(Element data from apps and pages)
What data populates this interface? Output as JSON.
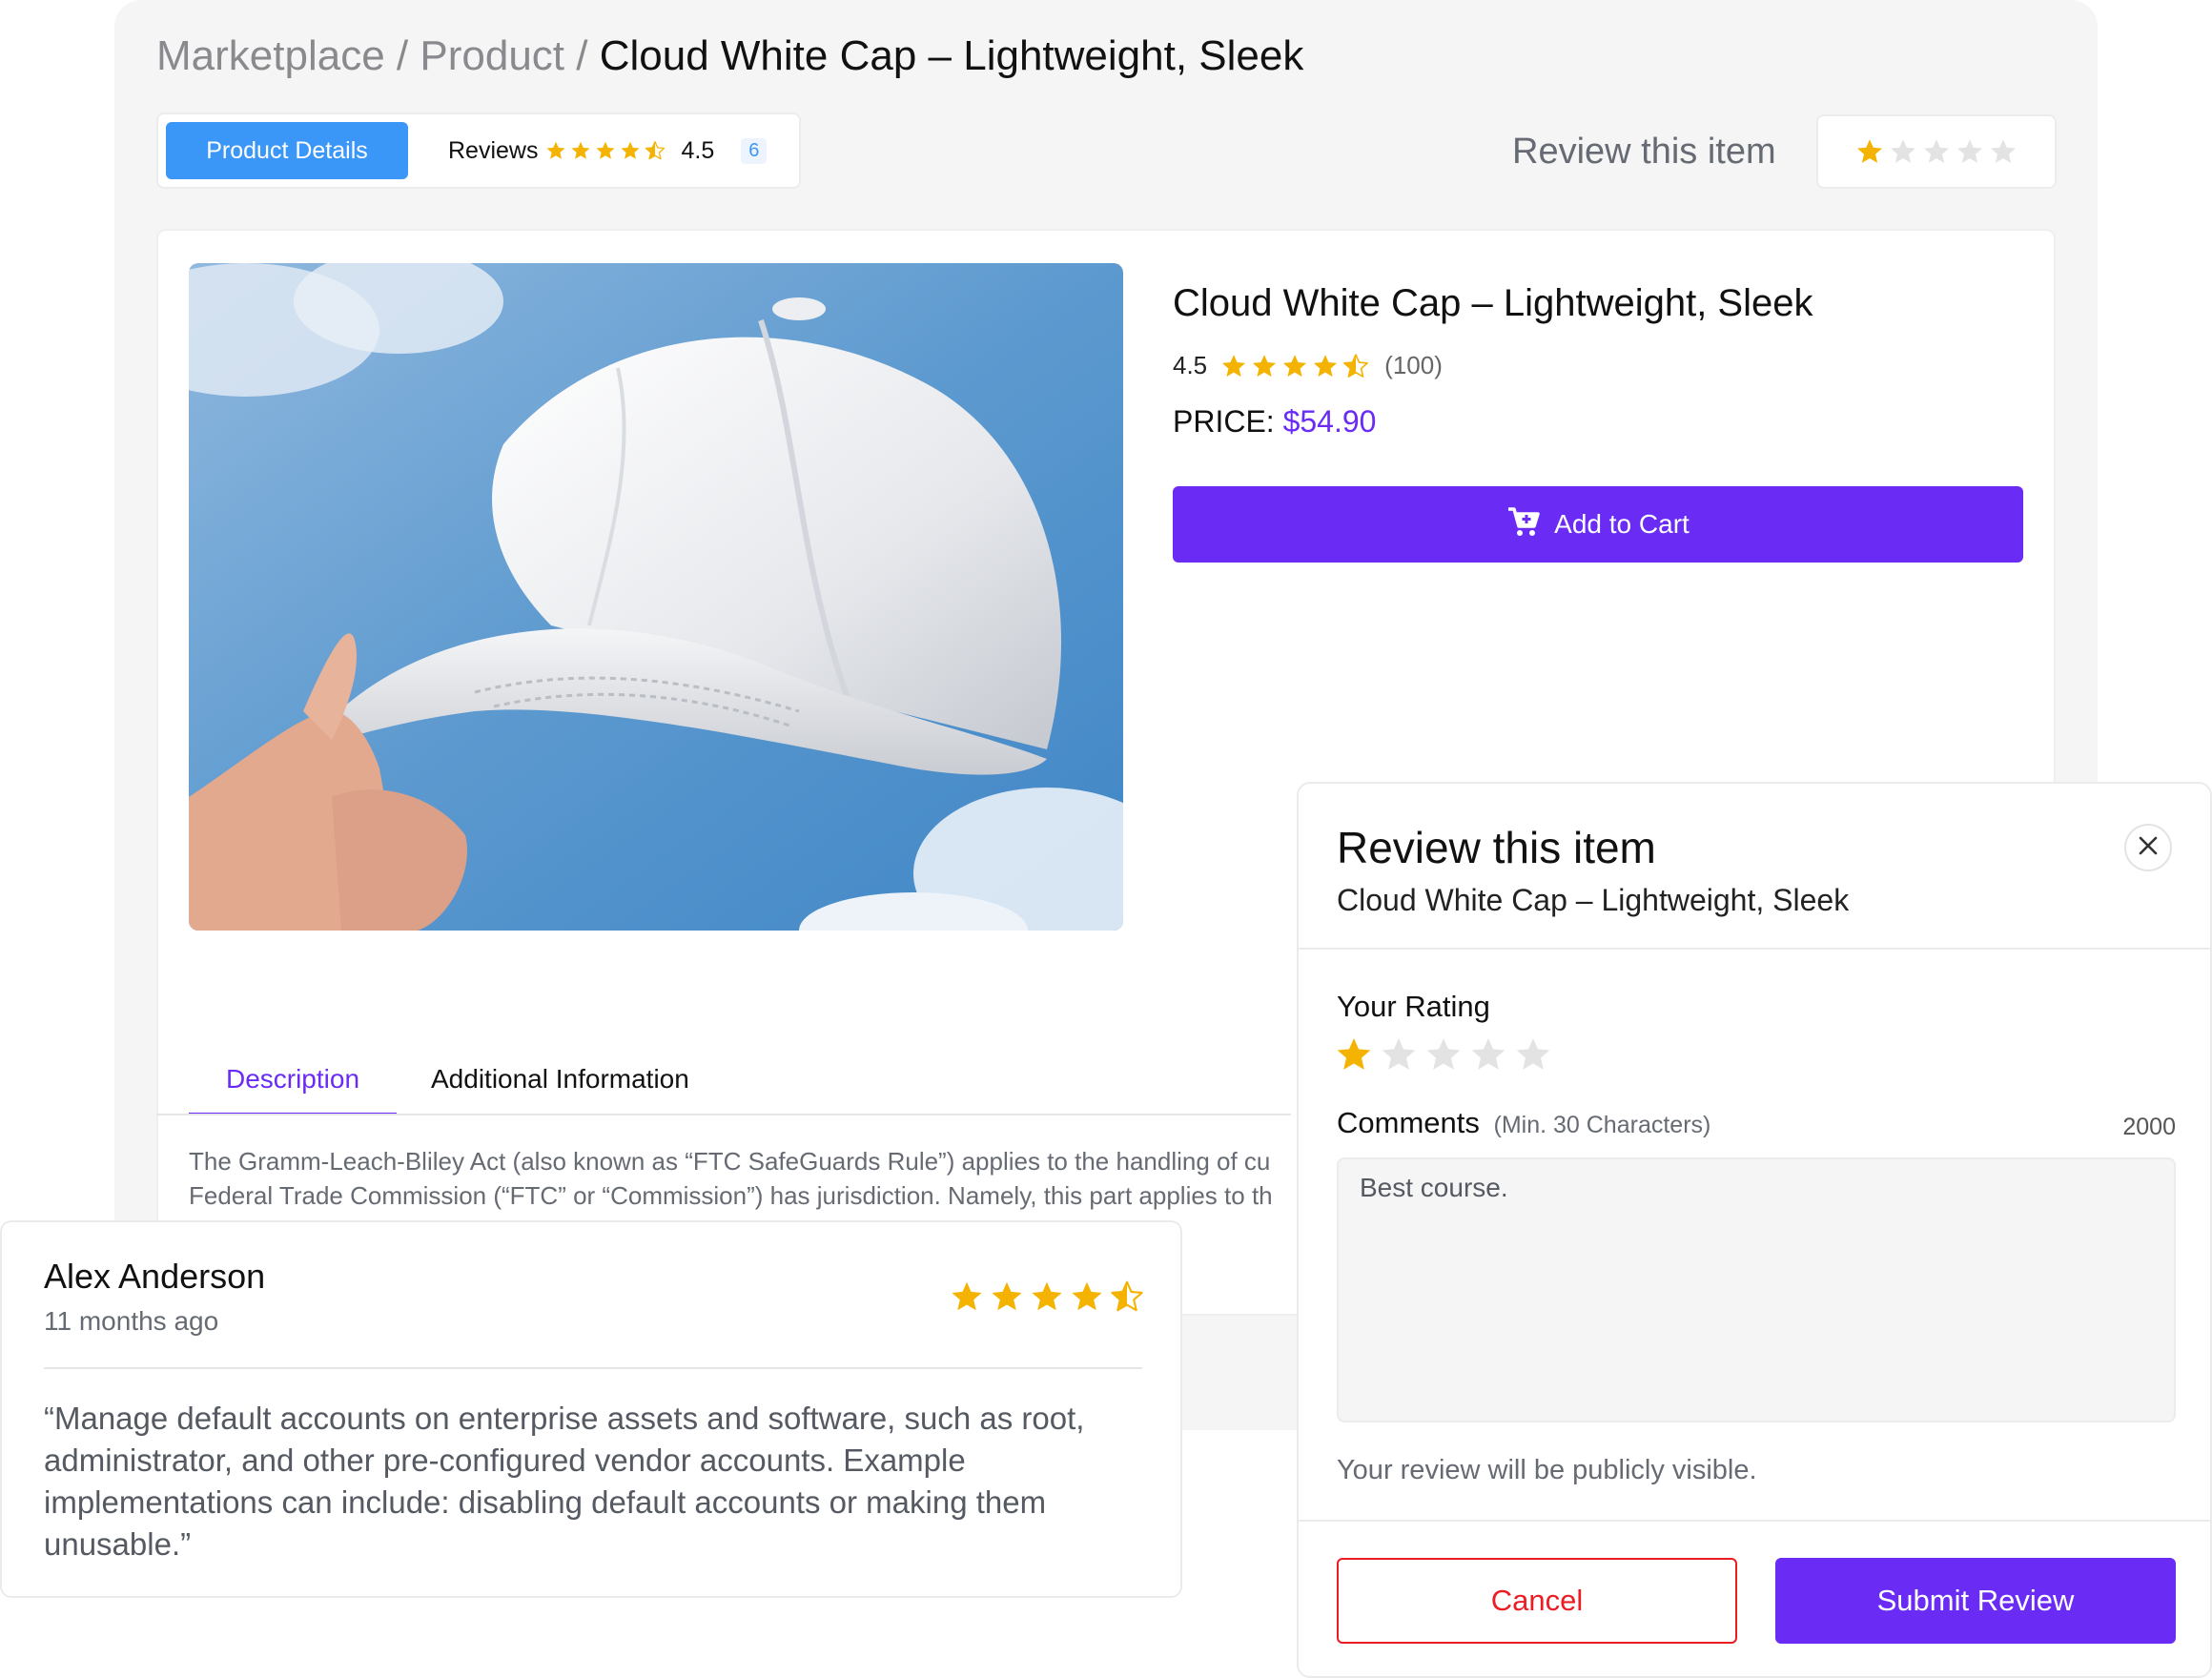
{
  "colors": {
    "accent": "#6a2cf5",
    "tab_active": "#3b97f7",
    "star": "#f5b301",
    "star_empty": "#e3e3e3",
    "cancel": "#ec1c24"
  },
  "breadcrumb": {
    "items": [
      "Marketplace",
      "Product"
    ],
    "separator": "/",
    "current": "Cloud White Cap – Lightweight, Sleek"
  },
  "tabs": {
    "details_label": "Product Details",
    "reviews_label": "Reviews",
    "reviews_rating": 4.5,
    "reviews_score": "4.5",
    "reviews_count": "6"
  },
  "review_item": {
    "label": "Review this item",
    "rating": 1
  },
  "product": {
    "image_icon": "white-cap-photo",
    "title": "Cloud White Cap – Lightweight, Sleek",
    "rating_text": "4.5",
    "rating": 4.5,
    "rating_count": "(100)",
    "price_label": "PRICE:",
    "price": "$54.90",
    "add_to_cart": "Add to Cart",
    "cart_icon": "cart-plus-icon"
  },
  "description": {
    "tab_description": "Description",
    "tab_additional": "Additional Information",
    "line1": "The Gramm-Leach-Bliley Act (also known as “FTC SafeGuards Rule”) applies to the handling of cu",
    "line2": "Federal Trade Commission (“FTC” or “Commission”) has jurisdiction. Namely, this part applies to th"
  },
  "review_card": {
    "name": "Alex Anderson",
    "time": "11 months ago",
    "rating": 4.5,
    "quote": "“Manage default accounts on enterprise assets and software, such as root, administrator, and other pre-configured vendor accounts. Example implementations can include: disabling default accounts or making them unusable.”"
  },
  "modal": {
    "title": "Review this item",
    "subtitle": "Cloud White Cap – Lightweight, Sleek",
    "close_icon": "close-icon",
    "rating_label": "Your Rating",
    "rating": 1,
    "comments_label": "Comments",
    "comments_hint": "(Min. 30 Characters)",
    "char_limit": "2000",
    "comment_value": "Best course.",
    "note": "Your review will be publicly visible.",
    "cancel": "Cancel",
    "submit": "Submit Review"
  }
}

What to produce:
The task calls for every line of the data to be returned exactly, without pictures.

Task output:
What data populates this interface? Output as JSON.
{
  "colors": {
    "accent": "#6a2cf5",
    "tab_active": "#3b97f7",
    "star": "#f5b301",
    "star_empty": "#e3e3e3",
    "cancel": "#ec1c24"
  },
  "breadcrumb": {
    "items": [
      "Marketplace",
      "Product"
    ],
    "separator": "/",
    "current": "Cloud White Cap – Lightweight, Sleek"
  },
  "tabs": {
    "details_label": "Product Details",
    "reviews_label": "Reviews",
    "reviews_rating": 4.5,
    "reviews_score": "4.5",
    "reviews_count": "6"
  },
  "review_item": {
    "label": "Review this item",
    "rating": 1
  },
  "product": {
    "image_icon": "white-cap-photo",
    "title": "Cloud White Cap – Lightweight, Sleek",
    "rating_text": "4.5",
    "rating": 4.5,
    "rating_count": "(100)",
    "price_label": "PRICE:",
    "price": "$54.90",
    "add_to_cart": "Add to Cart",
    "cart_icon": "cart-plus-icon"
  },
  "description": {
    "tab_description": "Description",
    "tab_additional": "Additional Information",
    "line1": "The Gramm-Leach-Bliley Act (also known as “FTC SafeGuards Rule”) applies to the handling of cu",
    "line2": "Federal Trade Commission (“FTC” or “Commission”) has jurisdiction. Namely, this part applies to th"
  },
  "review_card": {
    "name": "Alex Anderson",
    "time": "11 months ago",
    "rating": 4.5,
    "quote": "“Manage default accounts on enterprise assets and software, such as root, administrator, and other pre-configured vendor accounts. Example implementations can include: disabling default accounts or making them unusable.”"
  },
  "modal": {
    "title": "Review this item",
    "subtitle": "Cloud White Cap – Lightweight, Sleek",
    "close_icon": "close-icon",
    "rating_label": "Your Rating",
    "rating": 1,
    "comments_label": "Comments",
    "comments_hint": "(Min. 30 Characters)",
    "char_limit": "2000",
    "comment_value": "Best course.",
    "note": "Your review will be publicly visible.",
    "cancel": "Cancel",
    "submit": "Submit Review"
  }
}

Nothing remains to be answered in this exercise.